To start, the organization should be able to review a list of business requirements that have been implemented by many organizations over the past twenty years. The analytics team could review this list of best practice business requirements
with their stakeholders to make sure that the ones they focus on are the most important.
The analytics team shouldn’t have to guess at what business questions can be answered. Instead, they should have a menu of requirements to choose from that incorporates the best thinking about analytics. Otherwise, they may miss out on some great information that stakeholders didn’t even know they could get from their analytics tool. Business requirements should be grouped by site function and industry vertical so it is easy to zero in on the most relevant for each business.
Once the ideal business requirements have been selected, the analytics team shouldn’t be required to know how to design a solution for each requirement. Instead, the best solution for their analytics tool should be available automatically. The solution shouldn’t be dependent upon how much the team knows about their analytics tool, but instead should be based upon what has been proven to work in the past by experts who have tried various approaches and purposely picked the best approach.
2. Enable instant access implementations
At the same time that business requirements are selected, the organization should have instantaneous access to the ideal data layer and tagging specifications
for each business requirement.

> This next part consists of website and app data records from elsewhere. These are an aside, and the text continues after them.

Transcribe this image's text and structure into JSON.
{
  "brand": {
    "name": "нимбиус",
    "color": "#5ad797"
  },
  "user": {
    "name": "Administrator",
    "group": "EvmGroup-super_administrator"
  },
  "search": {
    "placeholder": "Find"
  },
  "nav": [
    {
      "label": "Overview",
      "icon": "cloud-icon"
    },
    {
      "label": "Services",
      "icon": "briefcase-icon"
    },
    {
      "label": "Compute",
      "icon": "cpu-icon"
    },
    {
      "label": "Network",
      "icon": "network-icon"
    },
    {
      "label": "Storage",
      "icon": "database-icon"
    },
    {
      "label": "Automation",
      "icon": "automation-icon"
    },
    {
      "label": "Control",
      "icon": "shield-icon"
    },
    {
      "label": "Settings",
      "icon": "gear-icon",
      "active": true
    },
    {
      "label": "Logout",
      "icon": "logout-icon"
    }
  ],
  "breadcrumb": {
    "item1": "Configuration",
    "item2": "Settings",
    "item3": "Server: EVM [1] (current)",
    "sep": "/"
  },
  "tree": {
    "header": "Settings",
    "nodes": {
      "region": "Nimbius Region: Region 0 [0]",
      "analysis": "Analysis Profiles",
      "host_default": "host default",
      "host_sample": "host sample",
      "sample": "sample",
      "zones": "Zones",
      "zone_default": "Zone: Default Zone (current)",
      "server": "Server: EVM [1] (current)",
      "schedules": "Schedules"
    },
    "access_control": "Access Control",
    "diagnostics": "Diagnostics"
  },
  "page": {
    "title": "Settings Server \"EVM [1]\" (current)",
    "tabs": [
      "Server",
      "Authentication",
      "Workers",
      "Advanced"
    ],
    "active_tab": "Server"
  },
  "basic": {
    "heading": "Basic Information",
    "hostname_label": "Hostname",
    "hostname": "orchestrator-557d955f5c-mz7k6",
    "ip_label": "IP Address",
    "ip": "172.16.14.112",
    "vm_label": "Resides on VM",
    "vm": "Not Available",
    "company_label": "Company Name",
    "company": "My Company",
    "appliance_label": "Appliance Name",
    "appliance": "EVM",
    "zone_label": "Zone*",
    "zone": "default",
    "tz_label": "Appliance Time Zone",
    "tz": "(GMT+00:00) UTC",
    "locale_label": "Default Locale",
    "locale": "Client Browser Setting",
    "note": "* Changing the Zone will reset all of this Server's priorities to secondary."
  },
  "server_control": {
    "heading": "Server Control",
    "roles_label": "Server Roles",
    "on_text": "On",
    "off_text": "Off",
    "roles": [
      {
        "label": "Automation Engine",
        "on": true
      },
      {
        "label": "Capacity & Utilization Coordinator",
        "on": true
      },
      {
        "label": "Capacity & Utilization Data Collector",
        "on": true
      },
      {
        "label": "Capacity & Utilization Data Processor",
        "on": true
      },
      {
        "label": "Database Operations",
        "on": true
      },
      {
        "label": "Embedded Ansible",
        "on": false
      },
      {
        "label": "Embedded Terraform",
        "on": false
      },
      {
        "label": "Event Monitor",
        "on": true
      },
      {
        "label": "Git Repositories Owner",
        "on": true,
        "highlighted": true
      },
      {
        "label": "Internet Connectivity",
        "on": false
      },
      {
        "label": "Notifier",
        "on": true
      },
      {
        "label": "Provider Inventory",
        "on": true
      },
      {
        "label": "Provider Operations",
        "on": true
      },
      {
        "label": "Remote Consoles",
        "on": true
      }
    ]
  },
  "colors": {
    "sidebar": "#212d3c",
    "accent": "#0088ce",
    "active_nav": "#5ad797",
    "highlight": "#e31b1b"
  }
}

The act of simply choosing requirements should pre-populate the data layer and tagging specifications. This means that developers are only responsible for populating the data layer they are provided.
Of course, the tag management system used by the organization should also be programmatically configured
so that it supports the business requirements and tagging specifications. Since there is a direct line from business requirement to data layer to code, all of these implementation elements should be interconnected such that a change to one is a change to all.
3. Automatically validate data
Also, since the analytics management system created the data layer and tagging specifications, it knows what data is expected, so quality assurance should be interconnected
as well. This helps ensure that only the right data makes it to the production data set. All of this means that organizations can spend less time implementing and more time actually analyzing data.
4. Programmatically create dashboards
Once data is being collected, the analytics team shouldn’t have to start from scratch to build reporting and training. Since the business requirements that were selected have been used in the past, why not auto-create the appropriate dashboards
and reports for end-users. In addition, if there are segments or conversion metrics that have been proven to be useful for a business requirement, those should be available as well.
5. Built-in capacity-building
Finally, there should be some sort of requirement-level training provided so end-users don’t just learn how to use the analytics tool, but are also trained on how to take action from each business requirement.